One of these URLs will open your Gmail account. The other will take you to a replica phishing landing page to steal your Gmail password. Can you tell which is which?
If you chose the first one as fake, and the second one as genuine, you are correct. If not, you are “pwned” or owned by a cyber-criminal. Want to check and see if your email account has been pwned? There is a trustworthy site, https://haveibeenpwned.com/, run by well known security researcher Troy Hunt. You can check if any of your email accounts have been breached. Enter your email address and hit the button.
This sort of trickery is being used to hijack Gmail accounts, as reported on January 12th on the WordFence blog. We shared the WordFence article out on LinkedIn and Facebook already, but if you haven’t read it, I encourage you to do so. Especially if you have a Gmail account.
If the URL or web address in the address bar of your browser doesn’t start with an http: or https:, then it is definitely an address that will lead you into trouble. If you don’t know what I mean by “address bar,” look to the top of this page, for the white box under the tab that says “http://wyzguyscybersecurity.com.” That box is the address bar, and it will show you the address of the web page you are looking at right now.
One of the ways to tell if an email is a phishing exploit is to examine the URLs or web age addresses that are used by the links in the message. But if you don’t know what a web address is supposed to look like, how can you avoid a bad link?

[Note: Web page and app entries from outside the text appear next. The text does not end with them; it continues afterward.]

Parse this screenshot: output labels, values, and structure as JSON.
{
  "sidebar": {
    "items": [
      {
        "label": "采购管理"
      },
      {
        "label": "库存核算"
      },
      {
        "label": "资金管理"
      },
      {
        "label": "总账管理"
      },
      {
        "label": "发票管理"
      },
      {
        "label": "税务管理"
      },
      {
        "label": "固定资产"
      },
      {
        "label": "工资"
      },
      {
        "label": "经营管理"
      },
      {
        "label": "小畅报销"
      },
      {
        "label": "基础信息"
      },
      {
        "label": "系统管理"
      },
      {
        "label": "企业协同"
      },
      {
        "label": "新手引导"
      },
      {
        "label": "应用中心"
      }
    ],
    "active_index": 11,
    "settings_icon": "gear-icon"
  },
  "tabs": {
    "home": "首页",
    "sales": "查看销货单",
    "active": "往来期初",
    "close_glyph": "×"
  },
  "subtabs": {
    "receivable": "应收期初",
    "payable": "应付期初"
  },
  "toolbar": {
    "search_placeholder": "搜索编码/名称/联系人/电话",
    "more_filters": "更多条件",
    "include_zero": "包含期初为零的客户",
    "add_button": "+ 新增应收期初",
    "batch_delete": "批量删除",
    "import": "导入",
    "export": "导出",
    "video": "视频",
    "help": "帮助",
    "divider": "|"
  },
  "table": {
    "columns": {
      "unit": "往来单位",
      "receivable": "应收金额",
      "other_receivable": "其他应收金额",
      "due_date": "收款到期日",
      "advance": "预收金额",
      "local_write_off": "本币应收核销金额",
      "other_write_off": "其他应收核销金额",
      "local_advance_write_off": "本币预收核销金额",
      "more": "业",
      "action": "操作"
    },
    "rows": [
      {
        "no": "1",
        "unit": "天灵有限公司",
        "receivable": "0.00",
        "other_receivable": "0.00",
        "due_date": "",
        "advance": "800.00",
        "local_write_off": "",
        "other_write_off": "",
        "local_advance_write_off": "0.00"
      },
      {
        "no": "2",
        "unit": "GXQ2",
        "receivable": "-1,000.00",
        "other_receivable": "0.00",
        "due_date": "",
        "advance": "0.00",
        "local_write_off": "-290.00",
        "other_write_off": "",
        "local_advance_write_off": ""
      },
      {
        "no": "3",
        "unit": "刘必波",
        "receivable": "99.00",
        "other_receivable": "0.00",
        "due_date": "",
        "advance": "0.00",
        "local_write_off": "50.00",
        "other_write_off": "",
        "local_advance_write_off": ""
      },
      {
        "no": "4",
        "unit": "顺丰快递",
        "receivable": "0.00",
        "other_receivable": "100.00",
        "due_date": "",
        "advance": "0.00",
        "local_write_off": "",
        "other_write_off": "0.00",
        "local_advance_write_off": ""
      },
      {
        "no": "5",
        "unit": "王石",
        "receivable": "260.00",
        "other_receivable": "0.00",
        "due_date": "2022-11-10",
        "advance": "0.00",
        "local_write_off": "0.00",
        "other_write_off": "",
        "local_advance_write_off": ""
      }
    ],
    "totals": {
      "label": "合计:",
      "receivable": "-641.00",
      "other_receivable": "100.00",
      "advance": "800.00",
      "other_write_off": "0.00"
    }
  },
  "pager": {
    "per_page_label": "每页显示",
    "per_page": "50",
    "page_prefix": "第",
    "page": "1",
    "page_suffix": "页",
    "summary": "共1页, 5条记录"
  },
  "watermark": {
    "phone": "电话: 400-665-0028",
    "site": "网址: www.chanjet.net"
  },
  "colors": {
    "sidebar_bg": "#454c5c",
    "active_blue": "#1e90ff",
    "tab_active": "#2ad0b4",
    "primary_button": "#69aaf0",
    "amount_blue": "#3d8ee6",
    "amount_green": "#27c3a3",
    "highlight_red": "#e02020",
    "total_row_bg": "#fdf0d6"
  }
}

Let’s look at the address above. A web site address should always start with http:// or https://. Many modern web browsers, such as Google Chrome, don’t always display this part. This is the “protocol” or the communication method. HTTP stands for hypertext transport protocol, and HTTPS is the secure encrypted version of the protocol. There are other protocols that you may see from time to time, such as FTP, SFTP, but a proper web address will always start with HTTP.
Beyond the double slash we have the main part of the address – “accounts.google.com.” There are three parts separated by periods. From right to left (backwards) they are the top level domain (.com), the domain (google), and the sub-domain (accounts.)
Let’s start at the far right end with the TLD .com. Internet addressing is hierarchical, with the highest part on the right end. In addition to .com. there are other TLDs such as .net, .gov, .org, and so forth. And there are country TLDs as well, .us for the Untied States, .ca for Canada, .ru for Russia, .cn for China, and .in for India. Wikipedia has a great list in this article. Sometimes phishing links end in .ru, .cn. or .in. This would be a good clue that your email is a phishing exploit.
The next part, “google” is the domain name. Domain names are in essence leased from a Domain Registrar, and identify a property like a web site on the Internet. A domain name is controlled in some ways by the organization that is running the top level domain. So in order to find “google.com” your browser asks it’s ISP’s Domain Name Server where to find google.com, and that server asks the .com TLD DNS server for directions. This is over simplified, but in essence this is how it works.
Many scammers will register close misspellings of a domain name, such as goggle.com or gooogle.com in order to trick their target into becoming a victim. This is another thing to be looking for in the address bar of your browser.
The last part, “accounts” is a sub-domain. Whoever controls the domain may create any sub-domains they wish. Sub-domains are used to segment and organize the name space and web resources of the domain itself. A sub-domain may have its own sub-domain, so “email.accounts.google.com” would be an allowable address.
Email phishing exploits take advance of this by registering a domain name, and using sub-domains to make the URL appear legitimate. So if I register “ice365.com” I can add “off” as a subdomain and get http://off.ice365.com. This looks very close to Microsoft’s domain for it’s Office 365 product line, and could be used in a phishing exploit to harvest the credentials of Office365 users. Or something like http://paypal.accountsettings.com. The domain “accountsettings.com” is registered by the scammer, and they create the sub-domain “paypal” to use in an exploit targeting PayPal users.
The URL above is even trickier. In this exploit, you would receive an email, maybe from someone you know who has already been hijacked. There is an attachment, and opening the attachment loads some code embedded in the attachment. This code creates a realistic looking Google login page right on your computer, and if you enter your user name and password, it is sent to the attacker, and your account will be hijacked in a moment.
The URL starts with “data:text/html.” This is clearly not normal, but the next part is, and for many people that is enough to trick them into giving away their user credentials.
What can you do to protect yourself from these sorts of credential stealing exploits? Two-factor authentication is your best defense, because without your 6-digit 2FA passcode, the user Id and password they just stole will not be enough to take over the account.
If you own or manage a business or other organization, hire an instructor to come in and do some cybersecurity awareness training with an emphasis on phishing detection and avoidance. You can also hire someone to run a phishing simulation on a periodic or on-going basis. When it comes to social engineering exploits such as phishing, education and awareness are the best defenses. Most of us were raised to be trusting and helpful. We need help to be come vigilant and suspicious.